◆ Work instruction:
Every line of the entries below that includes "https" belongs in the answer, copied as written.
━━━ Data
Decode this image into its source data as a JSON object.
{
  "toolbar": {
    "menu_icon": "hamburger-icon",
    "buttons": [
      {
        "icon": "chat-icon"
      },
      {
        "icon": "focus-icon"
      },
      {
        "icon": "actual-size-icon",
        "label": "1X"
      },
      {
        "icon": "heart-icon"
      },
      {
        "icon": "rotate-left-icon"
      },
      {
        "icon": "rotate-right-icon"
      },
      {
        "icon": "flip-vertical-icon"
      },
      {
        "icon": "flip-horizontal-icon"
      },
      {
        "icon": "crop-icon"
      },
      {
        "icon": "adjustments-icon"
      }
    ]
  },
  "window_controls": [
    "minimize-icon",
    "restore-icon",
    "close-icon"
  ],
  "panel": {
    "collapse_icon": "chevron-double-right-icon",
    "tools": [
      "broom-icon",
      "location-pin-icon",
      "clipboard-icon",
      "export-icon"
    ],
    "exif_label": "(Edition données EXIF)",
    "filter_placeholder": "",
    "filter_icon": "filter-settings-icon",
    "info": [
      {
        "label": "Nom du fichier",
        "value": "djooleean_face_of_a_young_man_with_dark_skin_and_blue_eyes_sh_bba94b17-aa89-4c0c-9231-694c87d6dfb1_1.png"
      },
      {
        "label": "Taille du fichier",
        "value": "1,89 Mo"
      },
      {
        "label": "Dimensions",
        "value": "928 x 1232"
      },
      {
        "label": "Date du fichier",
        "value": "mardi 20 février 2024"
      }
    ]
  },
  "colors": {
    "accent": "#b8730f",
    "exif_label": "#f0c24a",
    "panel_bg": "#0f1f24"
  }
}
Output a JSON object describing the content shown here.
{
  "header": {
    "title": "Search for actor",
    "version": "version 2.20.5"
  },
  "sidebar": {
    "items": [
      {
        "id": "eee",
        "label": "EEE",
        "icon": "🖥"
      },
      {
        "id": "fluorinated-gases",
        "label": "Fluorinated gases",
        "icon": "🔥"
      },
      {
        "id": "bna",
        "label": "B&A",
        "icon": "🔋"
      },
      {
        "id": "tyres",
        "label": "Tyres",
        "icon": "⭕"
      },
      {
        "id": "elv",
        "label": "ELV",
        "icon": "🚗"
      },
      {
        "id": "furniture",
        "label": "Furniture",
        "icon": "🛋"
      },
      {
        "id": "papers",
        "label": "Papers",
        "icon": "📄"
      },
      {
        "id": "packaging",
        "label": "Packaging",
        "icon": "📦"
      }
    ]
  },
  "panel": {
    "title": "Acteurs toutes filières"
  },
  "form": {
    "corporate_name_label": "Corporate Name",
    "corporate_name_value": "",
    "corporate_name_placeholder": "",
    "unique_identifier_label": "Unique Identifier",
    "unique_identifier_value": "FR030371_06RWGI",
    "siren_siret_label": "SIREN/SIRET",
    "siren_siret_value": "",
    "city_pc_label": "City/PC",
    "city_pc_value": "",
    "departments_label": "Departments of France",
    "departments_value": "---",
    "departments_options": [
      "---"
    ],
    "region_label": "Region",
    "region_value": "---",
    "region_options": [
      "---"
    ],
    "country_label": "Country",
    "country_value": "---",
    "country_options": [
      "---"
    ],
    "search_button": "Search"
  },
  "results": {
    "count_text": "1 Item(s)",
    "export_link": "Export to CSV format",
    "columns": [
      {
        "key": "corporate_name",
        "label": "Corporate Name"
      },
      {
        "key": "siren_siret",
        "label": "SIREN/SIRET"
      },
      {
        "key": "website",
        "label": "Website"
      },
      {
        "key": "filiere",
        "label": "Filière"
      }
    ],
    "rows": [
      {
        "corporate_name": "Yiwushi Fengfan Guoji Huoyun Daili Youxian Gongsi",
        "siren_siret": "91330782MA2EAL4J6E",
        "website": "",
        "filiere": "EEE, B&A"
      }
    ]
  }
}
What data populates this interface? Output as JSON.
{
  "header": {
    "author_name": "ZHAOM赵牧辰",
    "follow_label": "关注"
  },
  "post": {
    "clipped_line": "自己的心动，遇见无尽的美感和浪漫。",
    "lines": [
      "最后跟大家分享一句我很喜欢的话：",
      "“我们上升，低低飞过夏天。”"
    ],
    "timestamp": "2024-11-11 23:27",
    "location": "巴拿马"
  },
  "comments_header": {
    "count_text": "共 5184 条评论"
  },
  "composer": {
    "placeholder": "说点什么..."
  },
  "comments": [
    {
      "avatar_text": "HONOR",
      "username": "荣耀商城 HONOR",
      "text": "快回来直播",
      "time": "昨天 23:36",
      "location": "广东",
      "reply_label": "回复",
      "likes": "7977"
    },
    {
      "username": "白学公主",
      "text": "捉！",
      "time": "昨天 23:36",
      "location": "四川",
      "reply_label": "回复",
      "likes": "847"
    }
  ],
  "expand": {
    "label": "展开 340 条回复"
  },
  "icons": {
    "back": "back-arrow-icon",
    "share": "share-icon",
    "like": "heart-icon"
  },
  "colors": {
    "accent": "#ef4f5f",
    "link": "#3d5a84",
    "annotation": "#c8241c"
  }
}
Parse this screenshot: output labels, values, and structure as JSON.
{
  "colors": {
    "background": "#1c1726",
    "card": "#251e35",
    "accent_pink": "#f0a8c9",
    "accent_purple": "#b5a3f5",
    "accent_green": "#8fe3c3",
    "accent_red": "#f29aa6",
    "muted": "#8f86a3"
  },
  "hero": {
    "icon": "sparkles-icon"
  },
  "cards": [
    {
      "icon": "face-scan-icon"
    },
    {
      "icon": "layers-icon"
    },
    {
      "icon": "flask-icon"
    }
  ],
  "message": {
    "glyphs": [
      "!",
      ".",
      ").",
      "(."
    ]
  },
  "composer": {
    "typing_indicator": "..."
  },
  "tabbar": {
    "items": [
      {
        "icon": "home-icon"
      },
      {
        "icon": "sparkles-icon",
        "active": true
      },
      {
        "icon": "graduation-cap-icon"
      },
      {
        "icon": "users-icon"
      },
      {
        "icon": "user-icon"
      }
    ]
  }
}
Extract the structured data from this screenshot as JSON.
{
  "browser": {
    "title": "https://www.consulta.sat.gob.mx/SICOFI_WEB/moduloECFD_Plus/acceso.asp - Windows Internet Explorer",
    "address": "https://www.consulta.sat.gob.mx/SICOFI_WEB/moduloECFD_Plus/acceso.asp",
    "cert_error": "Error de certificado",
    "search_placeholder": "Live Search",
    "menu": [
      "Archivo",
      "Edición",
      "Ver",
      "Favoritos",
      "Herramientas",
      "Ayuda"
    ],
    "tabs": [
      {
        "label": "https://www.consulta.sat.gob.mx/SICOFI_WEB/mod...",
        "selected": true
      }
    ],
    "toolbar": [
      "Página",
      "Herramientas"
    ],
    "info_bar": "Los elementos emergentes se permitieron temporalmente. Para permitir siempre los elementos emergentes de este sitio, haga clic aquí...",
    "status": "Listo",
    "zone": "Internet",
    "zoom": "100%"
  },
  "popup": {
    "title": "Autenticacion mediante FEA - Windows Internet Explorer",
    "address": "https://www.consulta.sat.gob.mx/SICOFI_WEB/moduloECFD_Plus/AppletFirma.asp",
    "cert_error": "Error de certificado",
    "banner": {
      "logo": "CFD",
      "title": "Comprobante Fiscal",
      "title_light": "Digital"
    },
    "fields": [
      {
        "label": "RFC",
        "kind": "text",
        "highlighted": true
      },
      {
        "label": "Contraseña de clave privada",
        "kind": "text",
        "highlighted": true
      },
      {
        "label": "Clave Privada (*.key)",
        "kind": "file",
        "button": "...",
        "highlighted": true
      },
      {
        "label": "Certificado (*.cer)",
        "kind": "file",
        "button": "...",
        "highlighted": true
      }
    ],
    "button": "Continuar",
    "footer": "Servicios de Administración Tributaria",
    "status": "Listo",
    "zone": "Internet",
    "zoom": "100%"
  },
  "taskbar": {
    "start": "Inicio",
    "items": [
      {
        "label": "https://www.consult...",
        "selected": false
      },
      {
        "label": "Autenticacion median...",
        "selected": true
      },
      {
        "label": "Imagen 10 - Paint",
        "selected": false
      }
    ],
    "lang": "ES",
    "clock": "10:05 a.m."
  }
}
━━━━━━
◆ Exercise result:
    "title": "https://www.consulta.sat.gob.mx/SICOFI_WEB/moduloECFD_Plus/acceso.asp - Windows Internet Explorer",
    "address": "https://www.consulta.sat.gob.mx/SICOFI_WEB/moduloECFD_Plus/acceso.asp",
        "label": "https://www.consulta.sat.gob.mx/SICOFI_WEB/mod...",
    "address": "https://www.consulta.sat.gob.mx/SICOFI_WEB/moduloECFD_Plus/AppletFirma.asp",
        "label": "https://www.consult...",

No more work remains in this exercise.